### Description of the task
Copy out all of the records. Keep every word exact.

[[ Records shown, beginning ]]

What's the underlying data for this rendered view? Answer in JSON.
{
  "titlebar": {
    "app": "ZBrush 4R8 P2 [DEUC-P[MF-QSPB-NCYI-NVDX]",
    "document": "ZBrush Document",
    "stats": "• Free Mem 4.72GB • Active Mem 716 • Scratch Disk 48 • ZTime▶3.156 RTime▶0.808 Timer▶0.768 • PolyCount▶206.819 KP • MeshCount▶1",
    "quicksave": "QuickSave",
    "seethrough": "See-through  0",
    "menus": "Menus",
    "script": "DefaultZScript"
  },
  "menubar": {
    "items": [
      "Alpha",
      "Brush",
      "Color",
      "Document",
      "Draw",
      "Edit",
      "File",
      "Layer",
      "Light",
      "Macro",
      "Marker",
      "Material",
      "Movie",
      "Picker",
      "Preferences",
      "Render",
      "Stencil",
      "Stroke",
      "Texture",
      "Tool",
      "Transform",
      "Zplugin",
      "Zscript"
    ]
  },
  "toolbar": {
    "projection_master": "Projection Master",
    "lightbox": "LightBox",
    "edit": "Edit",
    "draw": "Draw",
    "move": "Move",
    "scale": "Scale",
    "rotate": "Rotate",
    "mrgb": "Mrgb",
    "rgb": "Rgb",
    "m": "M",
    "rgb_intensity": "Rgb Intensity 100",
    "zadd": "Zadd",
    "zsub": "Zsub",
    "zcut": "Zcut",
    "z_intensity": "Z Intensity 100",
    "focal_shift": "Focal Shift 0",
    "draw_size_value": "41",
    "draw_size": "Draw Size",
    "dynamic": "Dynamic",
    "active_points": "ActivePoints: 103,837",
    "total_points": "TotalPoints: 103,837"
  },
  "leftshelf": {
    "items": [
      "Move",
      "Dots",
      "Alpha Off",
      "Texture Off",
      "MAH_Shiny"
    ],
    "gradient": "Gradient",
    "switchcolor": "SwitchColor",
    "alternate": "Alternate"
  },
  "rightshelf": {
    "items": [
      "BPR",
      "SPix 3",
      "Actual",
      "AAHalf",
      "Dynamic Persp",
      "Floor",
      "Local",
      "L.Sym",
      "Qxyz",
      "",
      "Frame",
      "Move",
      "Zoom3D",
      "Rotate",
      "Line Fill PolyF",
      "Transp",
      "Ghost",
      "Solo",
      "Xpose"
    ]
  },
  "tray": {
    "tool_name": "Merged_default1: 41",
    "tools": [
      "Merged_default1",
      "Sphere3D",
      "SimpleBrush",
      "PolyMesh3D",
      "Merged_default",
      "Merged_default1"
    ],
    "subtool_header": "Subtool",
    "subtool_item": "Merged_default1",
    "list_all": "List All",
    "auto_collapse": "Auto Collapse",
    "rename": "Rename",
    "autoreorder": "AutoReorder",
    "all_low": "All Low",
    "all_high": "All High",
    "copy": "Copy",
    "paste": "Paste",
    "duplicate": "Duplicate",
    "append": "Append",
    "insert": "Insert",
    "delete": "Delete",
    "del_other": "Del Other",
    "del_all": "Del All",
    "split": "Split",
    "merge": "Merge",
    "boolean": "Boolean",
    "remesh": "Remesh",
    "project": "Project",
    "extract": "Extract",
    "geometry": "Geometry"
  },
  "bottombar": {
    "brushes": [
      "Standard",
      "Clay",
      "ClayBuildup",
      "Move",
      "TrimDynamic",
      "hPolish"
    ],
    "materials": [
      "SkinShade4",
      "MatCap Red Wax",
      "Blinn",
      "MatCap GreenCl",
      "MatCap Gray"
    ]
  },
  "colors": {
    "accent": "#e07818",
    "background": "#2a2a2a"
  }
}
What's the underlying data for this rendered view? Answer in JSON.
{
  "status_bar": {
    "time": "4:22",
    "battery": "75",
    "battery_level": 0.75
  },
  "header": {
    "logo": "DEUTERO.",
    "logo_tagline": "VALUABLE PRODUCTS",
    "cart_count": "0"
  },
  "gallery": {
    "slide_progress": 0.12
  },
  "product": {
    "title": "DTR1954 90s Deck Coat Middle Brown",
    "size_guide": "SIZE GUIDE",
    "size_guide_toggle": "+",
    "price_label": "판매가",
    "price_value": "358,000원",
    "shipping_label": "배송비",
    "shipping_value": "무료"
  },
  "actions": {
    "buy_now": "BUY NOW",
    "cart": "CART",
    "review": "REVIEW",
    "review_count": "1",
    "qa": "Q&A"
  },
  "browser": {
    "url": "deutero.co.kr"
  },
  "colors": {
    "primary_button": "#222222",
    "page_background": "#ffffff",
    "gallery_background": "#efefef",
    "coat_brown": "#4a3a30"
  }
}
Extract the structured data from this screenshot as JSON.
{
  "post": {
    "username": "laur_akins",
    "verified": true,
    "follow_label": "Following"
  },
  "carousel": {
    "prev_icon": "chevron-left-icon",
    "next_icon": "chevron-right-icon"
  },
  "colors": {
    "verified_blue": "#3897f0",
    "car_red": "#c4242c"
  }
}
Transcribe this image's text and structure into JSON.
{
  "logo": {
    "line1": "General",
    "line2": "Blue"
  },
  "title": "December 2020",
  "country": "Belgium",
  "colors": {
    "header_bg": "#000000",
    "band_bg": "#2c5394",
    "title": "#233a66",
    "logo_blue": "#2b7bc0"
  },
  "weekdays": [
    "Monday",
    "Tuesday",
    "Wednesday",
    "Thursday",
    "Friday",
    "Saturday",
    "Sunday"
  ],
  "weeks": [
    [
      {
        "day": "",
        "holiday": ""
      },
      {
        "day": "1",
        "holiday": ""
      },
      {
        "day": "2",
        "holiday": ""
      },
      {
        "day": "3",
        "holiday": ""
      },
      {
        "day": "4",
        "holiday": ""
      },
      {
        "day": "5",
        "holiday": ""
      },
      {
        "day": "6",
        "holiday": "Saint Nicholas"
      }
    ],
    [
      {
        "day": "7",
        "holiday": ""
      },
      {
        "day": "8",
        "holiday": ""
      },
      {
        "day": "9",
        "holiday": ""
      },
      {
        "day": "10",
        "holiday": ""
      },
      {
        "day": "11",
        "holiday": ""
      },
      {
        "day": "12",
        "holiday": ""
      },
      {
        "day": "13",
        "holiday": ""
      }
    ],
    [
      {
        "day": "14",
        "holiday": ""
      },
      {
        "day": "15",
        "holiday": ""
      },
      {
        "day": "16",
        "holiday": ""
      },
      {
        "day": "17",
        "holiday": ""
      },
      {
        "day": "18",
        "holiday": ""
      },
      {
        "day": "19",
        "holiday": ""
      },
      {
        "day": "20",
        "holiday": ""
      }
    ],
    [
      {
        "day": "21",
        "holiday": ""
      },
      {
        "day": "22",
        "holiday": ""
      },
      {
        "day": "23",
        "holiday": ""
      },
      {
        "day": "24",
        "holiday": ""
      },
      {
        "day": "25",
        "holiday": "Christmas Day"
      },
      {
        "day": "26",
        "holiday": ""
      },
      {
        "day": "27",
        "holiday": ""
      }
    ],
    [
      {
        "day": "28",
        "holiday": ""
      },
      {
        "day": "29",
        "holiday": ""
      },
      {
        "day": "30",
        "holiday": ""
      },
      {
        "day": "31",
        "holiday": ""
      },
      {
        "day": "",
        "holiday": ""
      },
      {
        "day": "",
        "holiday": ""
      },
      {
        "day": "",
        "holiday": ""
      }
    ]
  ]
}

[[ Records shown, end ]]

### Result for this exercise
What's the underlying data for this rendered view? Answer in JSON.
{
  "titlebar": {
    "app": "ZBrush 4R8 P2 [DEUC-P[MF-QSPB-NCYI-NVDX]",
    "document": "ZBrush Document",
    "stats": "• Free Mem 4.72GB • Active Mem 716 • Scratch Disk 48 • ZTime▶3.156 RTime▶0.808 Timer▶0.768 • PolyCount▶206.819 KP • MeshCount▶1",
    "quicksave": "QuickSave",
    "seethrough": "See-through  0",
    "menus": "Menus",
    "script": "DefaultZScript"
  },
  "menubar": {
    "items": [
      "Alpha",
      "Brush",
      "Color",
      "Document",
      "Draw",
      "Edit",
      "File",
      "Layer",
      "Light",
      "Macro",
      "Marker",
      "Material",
      "Movie",
      "Picker",
      "Preferences",
      "Render",
      "Stencil",
      "Stroke",
      "Texture",
      "Tool",
      "Transform",
      "Zplugin",
      "Zscript"
    ]
  },
  "toolbar": {
    "projection_master": "Projection Master",
    "lightbox": "LightBox",
    "edit": "Edit",
    "draw": "Draw",
    "move": "Move",
    "scale": "Scale",
    "rotate": "Rotate",
    "mrgb": "Mrgb",
    "rgb": "Rgb",
    "m": "M",
    "rgb_intensity": "Rgb Intensity 100",
    "zadd": "Zadd",
    "zsub": "Zsub",
    "zcut": "Zcut",
    "z_intensity": "Z Intensity 100",
    "focal_shift": "Focal Shift 0",
    "draw_size_value": "41",
    "draw_size": "Draw Size",
    "dynamic": "Dynamic",
    "active_points": "ActivePoints: 103,837",
    "total_points": "TotalPoints: 103,837"
  },
  "leftshelf": {
    "items": [
      "Move",
      "Dots",
      "Alpha Off",
      "Texture Off",
      "MAH_Shiny"
    ],
    "gradient": "Gradient",
    "switchcolor": "SwitchColor",
    "alternate": "Alternate"
  },
  "rightshelf": {
    "items": [
      "BPR",
      "SPix 3",
      "Actual",
      "AAHalf",
      "Dynamic Persp",
      "Floor",
      "Local",
      "L.Sym",
      "Qxyz",
      "",
      "Frame",
      "Move",
      "Zoom3D",
      "Rotate",
      "Line Fill PolyF",
      "Transp",
      "Ghost",
      "Solo",
      "Xpose"
    ]
  },
  "tray": {
    "tool_name": "Merged_default1: 41",
    "tools": [
      "Merged_default1",
      "Sphere3D",
      "SimpleBrush",
      "PolyMesh3D",
      "Merged_default",
      "Merged_default1"
    ],
    "subtool_header": "Subtool",
    "subtool_item": "Merged_default1",
    "list_all": "List All",
    "auto_collapse": "Auto Collapse",
    "rename": "Rename",
    "autoreorder": "AutoReorder",
    "all_low": "All Low",
    "all_high": "All High",
    "copy": "Copy",
    "paste": "Paste",
    "duplicate": "Duplicate",
    "append": "Append",
    "insert": "Insert",
    "delete": "Delete",
    "del_other": "Del Other",
    "del_all": "Del All",
    "split": "Split",
    "merge": "Merge",
    "boolean": "Boolean",
    "remesh": "Remesh",
    "project": "Project",
    "extract": "Extract",
    "geometry": "Geometry"
  },
  "bottombar": {
    "brushes": [
      "Standard",
      "Clay",
      "ClayBuildup",
      "Move",
      "TrimDynamic",
      "hPolish"
    ],
    "materials": [
      "SkinShade4",
      "MatCap Red Wax",
      "Blinn",
      "MatCap GreenCl",
      "MatCap Gray"
    ]
  },
  "colors": {
    "accent": "#e07818",
    "background": "#2a2a2a"
  }
}
What's the underlying data for this rendered view? Answer in JSON.
{
  "status_bar": {
    "time": "4:22",
    "battery": "75",
    "battery_level": 0.75
  },
  "header": {
    "logo": "DEUTERO.",
    "logo_tagline": "VALUABLE PRODUCTS",
    "cart_count": "0"
  },
  "gallery": {
    "slide_progress": 0.12
  },
  "product": {
    "title": "DTR1954 90s Deck Coat Middle Brown",
    "size_guide": "SIZE GUIDE",
    "size_guide_toggle": "+",
    "price_label": "판매가",
    "price_value": "358,000원",
    "shipping_label": "배송비",
    "shipping_value": "무료"
  },
  "actions": {
    "buy_now": "BUY NOW",
    "cart": "CART",
    "review": "REVIEW",
    "review_count": "1",
    "qa": "Q&A"
  },
  "browser": {
    "url": "deutero.co.kr"
  },
  "colors": {
    "primary_button": "#222222",
    "page_background": "#ffffff",
    "gallery_background": "#efefef",
    "coat_brown": "#4a3a30"
  }
}
Extract the structured data from this screenshot as JSON.
{
  "post": {
    "username": "laur_akins",
    "verified": true,
    "follow_label": "Following"
  },
  "carousel": {
    "prev_icon": "chevron-left-icon",
    "next_icon": "chevron-right-icon"
  },
  "colors": {
    "verified_blue": "#3897f0",
    "car_red": "#c4242c"
  }
}
Transcribe this image's text and structure into JSON.
{
  "logo": {
    "line1": "General",
    "line2": "Blue"
  },
  "title": "December 2020",
  "country": "Belgium",
  "colors": {
    "header_bg": "#000000",
    "band_bg": "#2c5394",
    "title": "#233a66",
    "logo_blue": "#2b7bc0"
  },
  "weekdays": [
    "Monday",
    "Tuesday",
    "Wednesday",
    "Thursday",
    "Friday",
    "Saturday",
    "Sunday"
  ],
  "weeks": [
    [
      {
        "day": "",
        "holiday": ""
      },
      {
        "day": "1",
        "holiday": ""
      },
      {
        "day": "2",
        "holiday": ""
      },
      {
        "day": "3",
        "holiday": ""
      },
      {
        "day": "4",
        "holiday": ""
      },
      {
        "day": "5",
        "holiday": ""
      },
      {
        "day": "6",
        "holiday": "Saint Nicholas"
      }
    ],
    [
      {
        "day": "7",
        "holiday": ""
      },
      {
        "day": "8",
        "holiday": ""
      },
      {
        "day": "9",
        "holiday": ""
      },
      {
        "day": "10",
        "holiday": ""
      },
      {
        "day": "11",
        "holiday": ""
      },
      {
        "day": "12",
        "holiday": ""
      },
      {
        "day": "13",
        "holiday": ""
      }
    ],
    [
      {
        "day": "14",
        "holiday": ""
      },
      {
        "day": "15",
        "holiday": ""
      },
      {
        "day": "16",
        "holiday": ""
      },
      {
        "day": "17",
        "holiday": ""
      },
      {
        "day": "18",
        "holiday": ""
      },
      {
        "day": "19",
        "holiday": ""
      },
      {
        "day": "20",
        "holiday": ""
      }
    ],
    [
      {
        "day": "21",
        "holiday": ""
      },
      {
        "day": "22",
        "holiday": ""
      },
      {
        "day": "23",
        "holiday": ""
      },
      {
        "day": "24",
        "holiday": ""
      },
      {
        "day": "25",
        "holiday": "Christmas Day"
      },
      {
        "day": "26",
        "holiday": ""
      },
      {
        "day": "27",
        "holiday": ""
      }
    ],
    [
      {
        "day": "28",
        "holiday": ""
      },
      {
        "day": "29",
        "holiday": ""
      },
      {
        "day": "30",
        "holiday": ""
      },
      {
        "day": "31",
        "holiday": ""
      },
      {
        "day": "",
        "holiday": ""
      },
      {
        "day": "",
        "holiday": ""
      },
      {
        "day": "",
        "holiday": ""
      }
    ]
  ]
}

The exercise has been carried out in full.